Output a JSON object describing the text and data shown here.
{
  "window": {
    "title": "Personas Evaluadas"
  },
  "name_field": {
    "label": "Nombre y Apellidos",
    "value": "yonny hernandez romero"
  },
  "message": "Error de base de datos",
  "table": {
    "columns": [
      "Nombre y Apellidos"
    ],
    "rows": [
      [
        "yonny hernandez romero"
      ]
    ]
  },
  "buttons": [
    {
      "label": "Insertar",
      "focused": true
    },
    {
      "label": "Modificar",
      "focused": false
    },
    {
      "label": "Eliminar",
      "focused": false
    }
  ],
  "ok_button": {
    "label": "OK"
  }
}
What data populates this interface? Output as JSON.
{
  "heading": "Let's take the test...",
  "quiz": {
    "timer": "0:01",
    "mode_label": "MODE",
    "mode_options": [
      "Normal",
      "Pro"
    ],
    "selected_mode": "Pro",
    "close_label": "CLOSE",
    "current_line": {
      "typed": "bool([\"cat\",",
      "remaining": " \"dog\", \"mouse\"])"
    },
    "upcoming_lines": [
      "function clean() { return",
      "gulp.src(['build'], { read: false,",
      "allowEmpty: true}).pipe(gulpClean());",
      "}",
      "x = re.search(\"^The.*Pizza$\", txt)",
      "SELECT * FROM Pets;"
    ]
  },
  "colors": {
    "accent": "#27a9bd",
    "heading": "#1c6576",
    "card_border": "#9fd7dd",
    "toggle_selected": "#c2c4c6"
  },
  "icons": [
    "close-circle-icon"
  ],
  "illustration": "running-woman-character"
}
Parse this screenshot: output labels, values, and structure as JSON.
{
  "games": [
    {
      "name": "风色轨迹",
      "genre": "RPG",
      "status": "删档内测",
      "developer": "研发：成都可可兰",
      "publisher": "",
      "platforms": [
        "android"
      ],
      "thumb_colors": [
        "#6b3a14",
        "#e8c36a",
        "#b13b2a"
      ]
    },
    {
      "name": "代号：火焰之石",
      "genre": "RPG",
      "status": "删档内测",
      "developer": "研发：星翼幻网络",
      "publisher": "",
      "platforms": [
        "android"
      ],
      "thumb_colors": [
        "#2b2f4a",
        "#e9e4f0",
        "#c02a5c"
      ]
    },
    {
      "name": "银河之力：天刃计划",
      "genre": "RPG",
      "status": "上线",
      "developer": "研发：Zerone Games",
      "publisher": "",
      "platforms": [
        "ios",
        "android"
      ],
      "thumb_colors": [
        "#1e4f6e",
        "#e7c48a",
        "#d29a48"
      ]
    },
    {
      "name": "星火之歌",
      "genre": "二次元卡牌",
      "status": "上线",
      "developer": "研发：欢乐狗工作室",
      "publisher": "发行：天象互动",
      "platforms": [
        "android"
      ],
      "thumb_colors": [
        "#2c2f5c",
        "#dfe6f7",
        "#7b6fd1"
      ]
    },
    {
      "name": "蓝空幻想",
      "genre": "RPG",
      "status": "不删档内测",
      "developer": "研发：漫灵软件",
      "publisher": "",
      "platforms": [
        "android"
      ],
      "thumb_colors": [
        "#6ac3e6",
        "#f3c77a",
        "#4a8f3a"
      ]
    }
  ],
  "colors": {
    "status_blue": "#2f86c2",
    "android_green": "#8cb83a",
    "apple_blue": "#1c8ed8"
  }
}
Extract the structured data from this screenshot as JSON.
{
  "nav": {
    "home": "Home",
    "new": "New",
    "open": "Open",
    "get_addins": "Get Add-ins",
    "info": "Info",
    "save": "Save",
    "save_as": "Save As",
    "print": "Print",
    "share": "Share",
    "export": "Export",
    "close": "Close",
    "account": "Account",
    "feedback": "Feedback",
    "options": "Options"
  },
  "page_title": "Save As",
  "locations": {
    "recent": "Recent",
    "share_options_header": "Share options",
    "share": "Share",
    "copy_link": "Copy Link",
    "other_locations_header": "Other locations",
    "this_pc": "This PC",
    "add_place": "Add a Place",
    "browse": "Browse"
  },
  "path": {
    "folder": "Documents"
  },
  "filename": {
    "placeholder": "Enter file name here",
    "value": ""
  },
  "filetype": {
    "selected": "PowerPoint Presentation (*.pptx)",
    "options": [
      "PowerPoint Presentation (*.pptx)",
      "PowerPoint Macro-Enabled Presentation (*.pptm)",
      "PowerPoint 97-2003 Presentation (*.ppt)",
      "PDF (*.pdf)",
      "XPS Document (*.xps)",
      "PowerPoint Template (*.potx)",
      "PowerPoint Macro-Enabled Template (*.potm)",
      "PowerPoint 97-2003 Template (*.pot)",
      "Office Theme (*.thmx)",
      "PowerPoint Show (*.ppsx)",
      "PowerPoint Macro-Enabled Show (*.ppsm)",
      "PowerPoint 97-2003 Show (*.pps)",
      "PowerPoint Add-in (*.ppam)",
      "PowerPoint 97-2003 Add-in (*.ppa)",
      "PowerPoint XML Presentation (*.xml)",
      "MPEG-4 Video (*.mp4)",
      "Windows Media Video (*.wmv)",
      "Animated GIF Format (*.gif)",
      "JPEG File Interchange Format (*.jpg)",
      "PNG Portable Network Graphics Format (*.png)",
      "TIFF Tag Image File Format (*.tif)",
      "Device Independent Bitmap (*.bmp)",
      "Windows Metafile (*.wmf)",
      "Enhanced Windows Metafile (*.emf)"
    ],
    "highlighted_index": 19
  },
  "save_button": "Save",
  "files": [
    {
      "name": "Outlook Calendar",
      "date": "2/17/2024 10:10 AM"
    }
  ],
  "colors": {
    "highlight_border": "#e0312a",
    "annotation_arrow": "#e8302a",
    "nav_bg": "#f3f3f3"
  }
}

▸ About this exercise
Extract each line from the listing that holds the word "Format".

▸ Answer section
      "Animated GIF Format (*.gif)",
      "JPEG File Interchange Format (*.jpg)",
      "PNG Portable Network Graphics Format (*.png)",
      "TIFF Tag Image File Format (*.tif)",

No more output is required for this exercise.